From humble beginnings and all that rot. Roses growing from manure. Right.

Those are all nice ideas for a story. But in my world. Heh.

The mirror has been on that wall for a long time. No one now living can quite explain why it’s there at the back of a stable. But there it stays. It has resisted most attempts to remove it, some from people who sunk low enough to try to steal it in the night. Most who attempted to steal it were found wandering around in a daze, with no explanation of what happened.

I did see it hit square on by a thrown shoe once. It didn’t break. I felt more than saw the shoe go past, then flinched as I realized I was about to get an eye full of shards of glass. But it didn’t break. Strangely, the shoe was nowhere to be found.

The farrier was rather upset about that missing shoe, and tried to stick it on me. As the one on the receiving end of it, that didn’t sit well at all. But I’m no one important. I’ve just been around the place, done my time.

I’ve tried wandering afield, but it never lasts. Stable boys find reasons to push me along. Innkeepers don’t want me where the guests might see.
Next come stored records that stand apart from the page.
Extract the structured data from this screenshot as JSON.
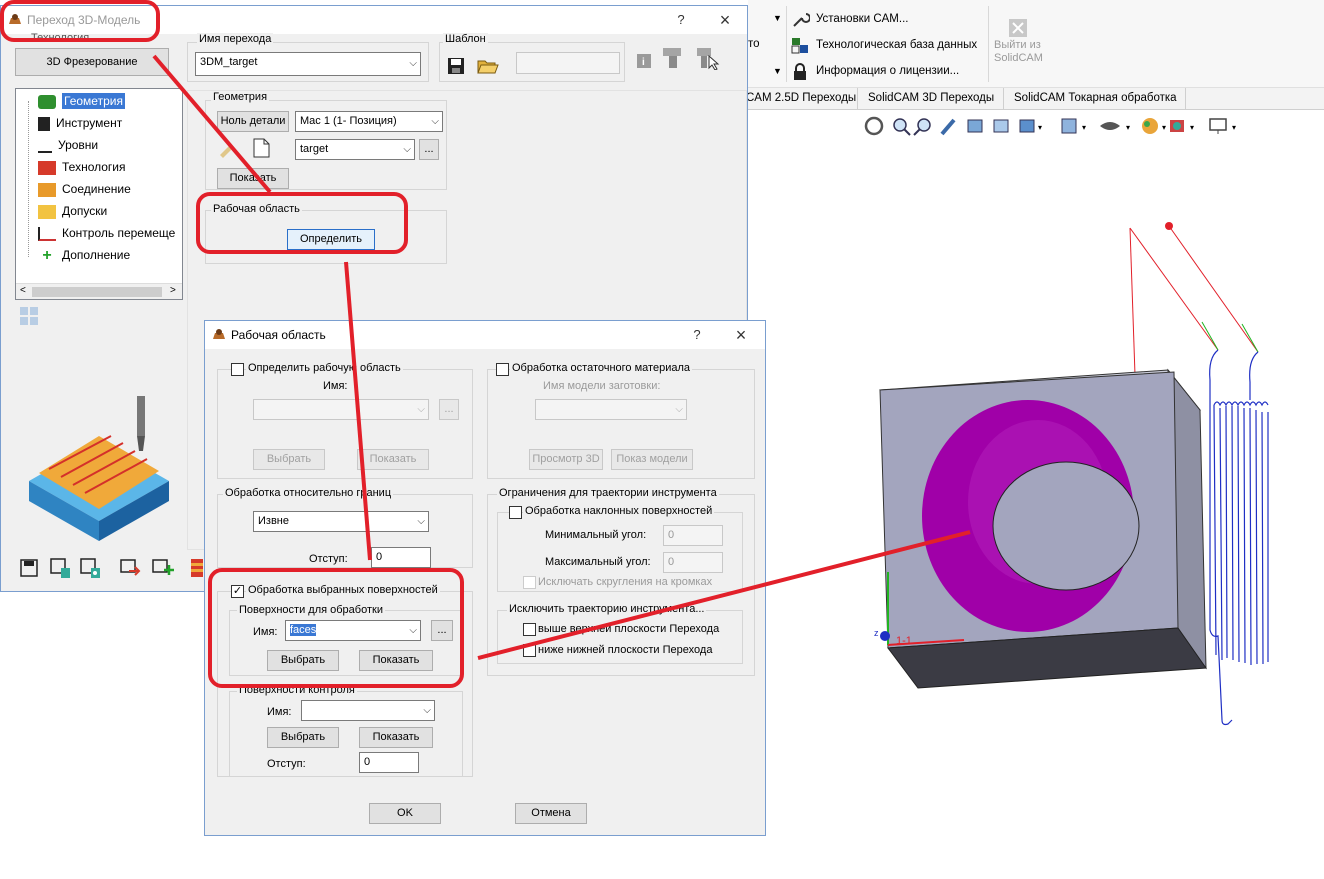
{
  "background_app": {
    "ribbon": {
      "items": [
        "Установки CAM...",
        "Технологическая база данных",
        "Информация о лицензии..."
      ],
      "exit_label": "Выйти из SolidCAM",
      "partial_left": "то"
    },
    "tabs": [
      "CAM 2.5D Переходы",
      "SolidCAM 3D Переходы",
      "SolidCAM Токарная обработка"
    ],
    "colors": {
      "part_gray": "#a3a5be",
      "cavity_purple": "#a000a8",
      "toolpath_blue": "#1f2fc4",
      "annotation_red": "#e2202a"
    }
  },
  "main_dialog": {
    "title": "Переход 3D-Модель",
    "help_label": "?",
    "close_label": "×",
    "technology_group_label": "Технология",
    "technology_button": "3D Фрезерование",
    "operation_name_label": "Имя перехода",
    "operation_name_value": "3DM_target",
    "template_label": "Шаблон",
    "geometry_group_label": "Геометрия",
    "part_zero_button": "Ноль детали",
    "position_value": "Mac 1 (1- Позиция)",
    "geometry_value": "target",
    "ellipsis": "...",
    "show_button": "Показать",
    "work_area_group_label": "Рабочая область",
    "define_button": "Определить",
    "tree_items": [
      "Геометрия",
      "Инструмент",
      "Уровни",
      "Технология",
      "Соединение",
      "Допуски",
      "Контроль перемеще",
      "Дополнение"
    ]
  },
  "work_area_dialog": {
    "title": "Рабочая область",
    "help_label": "?",
    "close_label": "×",
    "define_area_checkbox": "Определить рабочую область",
    "name_label": "Имя:",
    "select_button": "Выбрать",
    "show_button": "Показать",
    "rest_material_checkbox": "Обработка остаточного материала",
    "stock_model_name_label": "Имя модели заготовки:",
    "preview_3d_button": "Просмотр 3D",
    "show_model_button": "Показ модели",
    "boundary_group_label": "Обработка относительно границ",
    "boundary_value": "Извне",
    "offset_label": "Отступ:",
    "offset_value": "0",
    "toolpath_limits_label": "Ограничения для траектории инструмента",
    "inclined_checkbox": "Обработка наклонных поверхностей",
    "min_angle_label": "Минимальный угол:",
    "min_angle_value": "0",
    "max_angle_label": "Максимальный угол:",
    "max_angle_value": "0",
    "exclude_fillets_label": "Исключать скругления на кромках",
    "selected_faces_checkbox": "Обработка выбранных поверхностей",
    "drive_surfaces_label": "Поверхности для обработки",
    "drive_name_value": "faces",
    "ellipsis": "...",
    "exclude_toolpath_label": "Исключить траекторию инструмента...",
    "above_upper_label": "выше верхней плоскости Перехода",
    "below_lower_label": "ниже нижней плоскости Перехода",
    "check_surfaces_label": "Поверхности контроля",
    "check_offset_value": "0",
    "ok_button": "OK",
    "cancel_button": "Отмена"
  },
  "viewport": {
    "axis_label": "1-1",
    "z_label": "z"
  }
}
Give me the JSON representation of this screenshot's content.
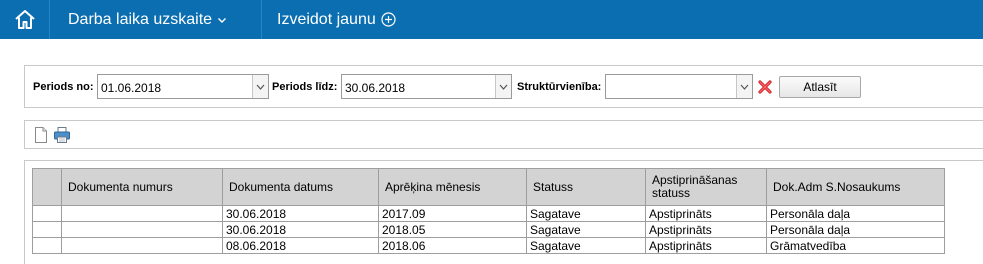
{
  "nav": {
    "home_icon": "home-icon",
    "menu_label": "Darba laika uzskaite",
    "create_label": "Izveidot jaunu"
  },
  "filter": {
    "period_from_label": "Periods no:",
    "period_from_value": "01.06.2018",
    "period_to_label": "Periods līdz:",
    "period_to_value": "30.06.2018",
    "unit_label": "Struktūrvienība:",
    "unit_value": "",
    "select_button": "Atlasīt"
  },
  "toolbar": {
    "new_icon": "new-document-icon",
    "print_icon": "print-icon"
  },
  "table": {
    "headers": [
      "",
      "Dokumenta numurs",
      "Dokumenta datums",
      "Aprēķina mēnesis",
      "Statuss",
      "Apstiprināšanas statuss",
      "Dok.Adm S.Nosaukums"
    ],
    "rows": [
      [
        "",
        "",
        "30.06.2018",
        "2017.09",
        "Sagatave",
        "Apstiprināts",
        "Personāla daļa"
      ],
      [
        "",
        "",
        "30.06.2018",
        "2018.05",
        "Sagatave",
        "Apstiprināts",
        "Personāla daļa"
      ],
      [
        "",
        "",
        "08.06.2018",
        "2018.06",
        "Sagatave",
        "Apstiprināts",
        "Grāmatvedība"
      ]
    ]
  },
  "colors": {
    "topbar": "#0a6eb1",
    "header_bg": "#d3d3d3",
    "clear_red": "#d9232a"
  }
}
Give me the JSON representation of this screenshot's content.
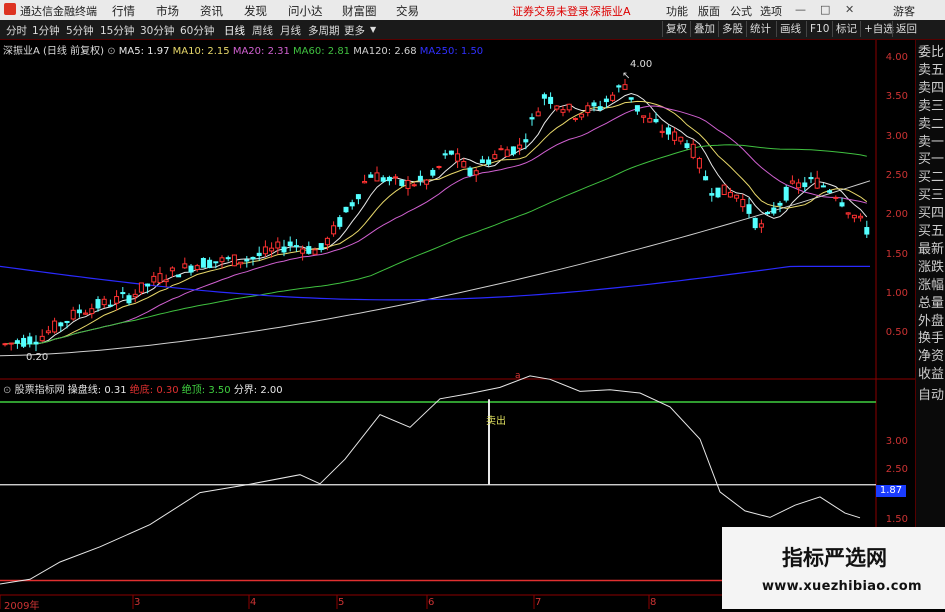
{
  "menubar": {
    "app_name": "通达信金融终端",
    "items": [
      "行情",
      "市场",
      "资讯",
      "发现",
      "问小达",
      "财富圈",
      "交易"
    ],
    "notice": "证券交易未登录",
    "stock": "深振业A",
    "right_items": [
      "功能",
      "版面",
      "公式",
      "选项"
    ],
    "guest": "游客"
  },
  "toolbar": {
    "periods": [
      "分时",
      "1分钟",
      "5分钟",
      "15分钟",
      "30分钟",
      "60分钟",
      "日线",
      "周线",
      "月线",
      "多周期",
      "更多"
    ],
    "right_buttons": [
      "复权",
      "叠加",
      "多股",
      "统计",
      "画线",
      "F10",
      "标记",
      "+自选",
      "返回"
    ]
  },
  "main_legend": {
    "stock": "深振业A",
    "mode": "(日线 前复权)",
    "ma": [
      {
        "label": "MA5: 1.97",
        "color": "#e8e8e8"
      },
      {
        "label": "MA10: 2.15",
        "color": "#e8d86a"
      },
      {
        "label": "MA20: 2.31",
        "color": "#d060d0"
      },
      {
        "label": "MA60: 2.81",
        "color": "#40c040"
      },
      {
        "label": "MA120: 2.68",
        "color": "#d0d0d0"
      },
      {
        "label": "MA250: 1.50",
        "color": "#3030ff"
      }
    ]
  },
  "main_annotations": {
    "high": "4.00",
    "low": "0.20"
  },
  "main_axis": [
    "4.00",
    "3.50",
    "3.00",
    "2.50",
    "2.00",
    "1.50",
    "1.00",
    "0.50"
  ],
  "indicator": {
    "name": "股票指标网",
    "lines": [
      {
        "label": "操盘线: 0.31",
        "color": "#e8e8e8"
      },
      {
        "label": "绝底: 0.30",
        "color": "#e03030"
      },
      {
        "label": "绝顶: 3.50",
        "color": "#40d040"
      },
      {
        "label": "分界: 2.00",
        "color": "#e8e8e8"
      }
    ],
    "signal": "卖出",
    "axis": [
      "3.00",
      "2.50",
      "1.50"
    ],
    "current": "1.87"
  },
  "x_axis": [
    "2009年",
    "3",
    "4",
    "5",
    "6",
    "7",
    "8"
  ],
  "side_panel": [
    "委比",
    "卖五",
    "卖四",
    "卖三",
    "卖二",
    "卖一",
    "买一",
    "买二",
    "买三",
    "买四",
    "买五",
    "最新",
    "涨跌",
    "涨幅",
    "总量",
    "外盘",
    "换手",
    "净资",
    "收益"
  ],
  "side_auto": "自动",
  "watermark": {
    "title": "指标严选网",
    "url": "www.xuezhibiao.com"
  },
  "colors": {
    "up": "#ff3232",
    "down": "#54ffff",
    "grid_red": "#8b0000"
  }
}
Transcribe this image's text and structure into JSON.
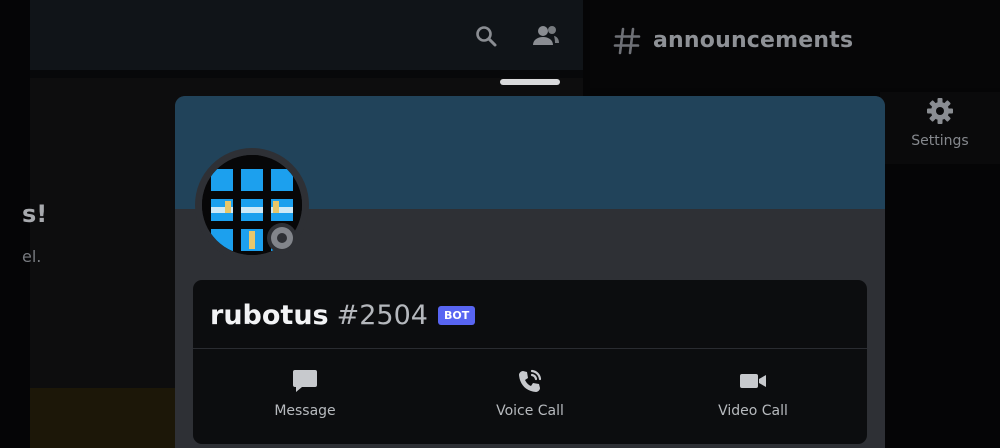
{
  "header": {
    "search_icon": "search-icon",
    "members_icon": "members-icon",
    "channel_icon": "hash-icon",
    "channel_name": "announcements"
  },
  "side_panel": {
    "settings_icon": "gear-icon",
    "settings_label": "Settings"
  },
  "background_text": {
    "welcome_title": "s!",
    "welcome_text": "el."
  },
  "profile": {
    "banner_color": "#21435a",
    "avatar_status": "offline",
    "username": "rubotus",
    "discriminator": "#2504",
    "badge": "BOT",
    "badge_color": "#5865f2"
  },
  "actions": [
    {
      "label": "Message",
      "icon": "message-icon"
    },
    {
      "label": "Voice Call",
      "icon": "phone-call-icon"
    },
    {
      "label": "Video Call",
      "icon": "video-camera-icon"
    }
  ]
}
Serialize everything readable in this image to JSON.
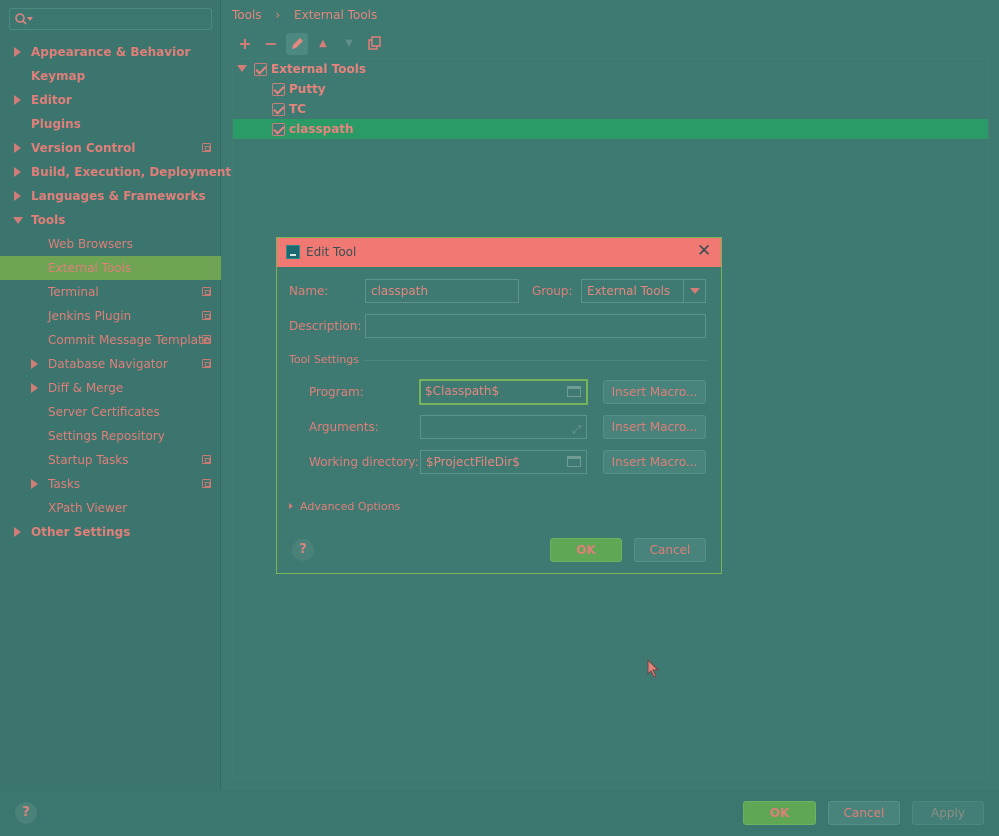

Farmers seem to worry that their milk might curdle or their cheeses get ideas. I guess they fear that some cheese with ambition will succeed, and then they will find themselves on the wrong side of the law. I don’t really know, they run me off before it gets that far.

So after I while, I find myself drawn back here.

Back to the manure pile.

And the mirror behind it.

Clear that my humble beginning will be my humble end.